This is similar to what happens when our arteries, which carry oxygen-rich blood to the heart and other parts of the body, become hardened or narrowed. This hardening and narrowing of the arteries – called atherosclerosis – makes it tough for blood to flow through them freely. 

Atherosclerosis is fairly common, especially as we age. It happens when fats and cholesterol in the blood form plaque. This plaque can build up along the inner lining of the artery walls. If it begins to block the arteries (called Atherosclerotic Cardiovascular Disease, or ASCVD), it can slow and limit the flow of blood to your organs. When this happens, it can lead to serious problems, including heart attack, stroke, peripheral artery disease, and kidney disease.

Many people don’t know they have atherosclerosis until it starts causing health problems.

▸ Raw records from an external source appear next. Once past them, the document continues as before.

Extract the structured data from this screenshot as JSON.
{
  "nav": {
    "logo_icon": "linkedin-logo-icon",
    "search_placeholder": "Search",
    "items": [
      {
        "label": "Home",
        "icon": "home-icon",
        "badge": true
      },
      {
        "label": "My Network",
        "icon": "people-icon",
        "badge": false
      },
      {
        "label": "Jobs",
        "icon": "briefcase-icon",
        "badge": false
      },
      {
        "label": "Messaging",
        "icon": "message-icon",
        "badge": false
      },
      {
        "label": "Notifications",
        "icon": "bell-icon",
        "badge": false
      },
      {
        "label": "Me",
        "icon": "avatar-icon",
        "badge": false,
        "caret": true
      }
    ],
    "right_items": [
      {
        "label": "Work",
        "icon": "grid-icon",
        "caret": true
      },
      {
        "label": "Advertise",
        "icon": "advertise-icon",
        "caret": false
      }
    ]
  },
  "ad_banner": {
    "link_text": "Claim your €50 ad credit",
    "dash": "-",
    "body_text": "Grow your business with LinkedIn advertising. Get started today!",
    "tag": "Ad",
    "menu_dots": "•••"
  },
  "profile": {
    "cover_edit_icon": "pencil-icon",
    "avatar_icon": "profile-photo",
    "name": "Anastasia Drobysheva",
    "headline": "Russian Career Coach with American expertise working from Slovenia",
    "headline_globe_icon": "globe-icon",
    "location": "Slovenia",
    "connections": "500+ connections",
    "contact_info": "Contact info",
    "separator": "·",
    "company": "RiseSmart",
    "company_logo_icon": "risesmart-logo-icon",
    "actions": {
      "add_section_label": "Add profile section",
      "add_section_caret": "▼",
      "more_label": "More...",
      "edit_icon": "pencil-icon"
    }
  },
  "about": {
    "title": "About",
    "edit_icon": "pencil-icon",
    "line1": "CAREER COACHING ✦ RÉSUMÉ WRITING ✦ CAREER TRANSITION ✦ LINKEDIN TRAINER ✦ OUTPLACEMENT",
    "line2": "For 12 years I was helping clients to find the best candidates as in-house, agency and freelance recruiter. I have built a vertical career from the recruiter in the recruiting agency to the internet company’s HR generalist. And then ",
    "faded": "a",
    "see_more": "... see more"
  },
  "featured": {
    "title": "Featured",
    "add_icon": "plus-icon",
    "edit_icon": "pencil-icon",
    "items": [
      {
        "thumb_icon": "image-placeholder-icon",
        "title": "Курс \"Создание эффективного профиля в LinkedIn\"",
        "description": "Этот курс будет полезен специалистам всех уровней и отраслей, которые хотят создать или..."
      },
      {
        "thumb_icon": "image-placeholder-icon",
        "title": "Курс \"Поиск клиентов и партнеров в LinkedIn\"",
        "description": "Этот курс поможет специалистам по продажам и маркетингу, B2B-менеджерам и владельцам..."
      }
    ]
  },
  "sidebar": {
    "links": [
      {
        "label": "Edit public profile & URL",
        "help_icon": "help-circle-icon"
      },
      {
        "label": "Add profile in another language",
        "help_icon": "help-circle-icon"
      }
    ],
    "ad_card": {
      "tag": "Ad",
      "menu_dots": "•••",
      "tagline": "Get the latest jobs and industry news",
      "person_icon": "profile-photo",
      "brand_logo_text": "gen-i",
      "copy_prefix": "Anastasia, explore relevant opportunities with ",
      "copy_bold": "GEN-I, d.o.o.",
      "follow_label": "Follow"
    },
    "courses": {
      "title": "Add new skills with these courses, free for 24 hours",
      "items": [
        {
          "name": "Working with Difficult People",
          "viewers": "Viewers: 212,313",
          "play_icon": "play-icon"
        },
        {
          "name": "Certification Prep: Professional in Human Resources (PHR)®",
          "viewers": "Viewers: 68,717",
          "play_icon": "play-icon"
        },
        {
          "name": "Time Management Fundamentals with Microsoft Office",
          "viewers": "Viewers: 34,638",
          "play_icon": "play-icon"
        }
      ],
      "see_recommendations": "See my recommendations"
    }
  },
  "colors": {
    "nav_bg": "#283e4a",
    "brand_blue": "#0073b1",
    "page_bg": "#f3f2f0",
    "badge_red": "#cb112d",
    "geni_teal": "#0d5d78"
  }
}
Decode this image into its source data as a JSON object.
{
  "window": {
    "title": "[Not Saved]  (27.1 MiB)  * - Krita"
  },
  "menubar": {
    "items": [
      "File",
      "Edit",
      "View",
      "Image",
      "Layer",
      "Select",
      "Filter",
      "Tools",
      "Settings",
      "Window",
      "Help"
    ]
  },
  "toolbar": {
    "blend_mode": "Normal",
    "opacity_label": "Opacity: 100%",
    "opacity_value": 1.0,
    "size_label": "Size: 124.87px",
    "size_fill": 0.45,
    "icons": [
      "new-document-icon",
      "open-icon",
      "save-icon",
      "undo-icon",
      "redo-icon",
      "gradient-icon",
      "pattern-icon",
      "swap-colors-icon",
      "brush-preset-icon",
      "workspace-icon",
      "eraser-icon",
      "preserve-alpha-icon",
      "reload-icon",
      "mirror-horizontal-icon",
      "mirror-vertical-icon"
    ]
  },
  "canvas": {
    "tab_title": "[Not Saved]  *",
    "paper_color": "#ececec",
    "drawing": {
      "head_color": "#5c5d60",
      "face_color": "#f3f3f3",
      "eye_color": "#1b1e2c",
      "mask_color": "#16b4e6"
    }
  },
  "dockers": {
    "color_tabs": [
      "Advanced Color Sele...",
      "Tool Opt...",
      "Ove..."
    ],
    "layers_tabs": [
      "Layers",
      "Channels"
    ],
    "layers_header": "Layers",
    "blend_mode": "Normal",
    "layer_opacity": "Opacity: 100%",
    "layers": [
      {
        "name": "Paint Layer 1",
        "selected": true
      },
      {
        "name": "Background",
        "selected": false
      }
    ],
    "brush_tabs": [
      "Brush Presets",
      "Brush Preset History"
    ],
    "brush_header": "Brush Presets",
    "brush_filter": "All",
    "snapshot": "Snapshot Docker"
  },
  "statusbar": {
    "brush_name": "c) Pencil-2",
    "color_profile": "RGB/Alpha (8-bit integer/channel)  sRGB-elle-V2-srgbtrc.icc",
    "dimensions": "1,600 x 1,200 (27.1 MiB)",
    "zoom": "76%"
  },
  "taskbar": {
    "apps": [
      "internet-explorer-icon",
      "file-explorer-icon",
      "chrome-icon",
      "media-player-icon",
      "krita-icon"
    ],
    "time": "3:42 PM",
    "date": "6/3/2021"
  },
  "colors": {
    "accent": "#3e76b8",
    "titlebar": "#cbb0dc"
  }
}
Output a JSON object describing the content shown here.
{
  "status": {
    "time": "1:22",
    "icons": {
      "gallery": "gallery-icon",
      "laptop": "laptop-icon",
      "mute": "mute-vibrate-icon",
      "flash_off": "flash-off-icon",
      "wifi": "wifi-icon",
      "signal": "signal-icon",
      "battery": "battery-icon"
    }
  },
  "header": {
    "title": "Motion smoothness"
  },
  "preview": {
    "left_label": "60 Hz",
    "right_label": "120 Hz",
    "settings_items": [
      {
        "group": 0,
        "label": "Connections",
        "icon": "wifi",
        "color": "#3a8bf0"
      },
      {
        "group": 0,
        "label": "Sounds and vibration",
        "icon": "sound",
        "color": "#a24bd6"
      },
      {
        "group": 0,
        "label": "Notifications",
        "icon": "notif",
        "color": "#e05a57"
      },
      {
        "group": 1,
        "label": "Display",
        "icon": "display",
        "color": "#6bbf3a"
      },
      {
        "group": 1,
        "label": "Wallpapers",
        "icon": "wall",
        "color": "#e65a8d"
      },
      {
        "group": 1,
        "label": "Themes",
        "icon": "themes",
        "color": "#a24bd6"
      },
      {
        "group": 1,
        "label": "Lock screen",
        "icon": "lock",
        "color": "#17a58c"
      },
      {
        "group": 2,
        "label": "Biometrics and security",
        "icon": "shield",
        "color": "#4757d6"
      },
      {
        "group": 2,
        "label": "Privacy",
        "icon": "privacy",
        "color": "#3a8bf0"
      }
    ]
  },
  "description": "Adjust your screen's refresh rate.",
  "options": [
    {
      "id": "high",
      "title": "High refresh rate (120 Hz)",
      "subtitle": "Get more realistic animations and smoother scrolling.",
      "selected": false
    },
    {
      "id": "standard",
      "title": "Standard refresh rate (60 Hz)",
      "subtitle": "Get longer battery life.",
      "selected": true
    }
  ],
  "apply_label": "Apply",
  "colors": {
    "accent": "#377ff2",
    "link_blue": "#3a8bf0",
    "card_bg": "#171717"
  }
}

That’s why it’s so important to make healthy choices every day and get regular cholesterol screenings. Doing so can help you prevent problems down the line.

Use this condition center to learn more about atherosclerosis, create a list of questions to ask your health care team and get practical tips.

  • Last Edited 09/07/2022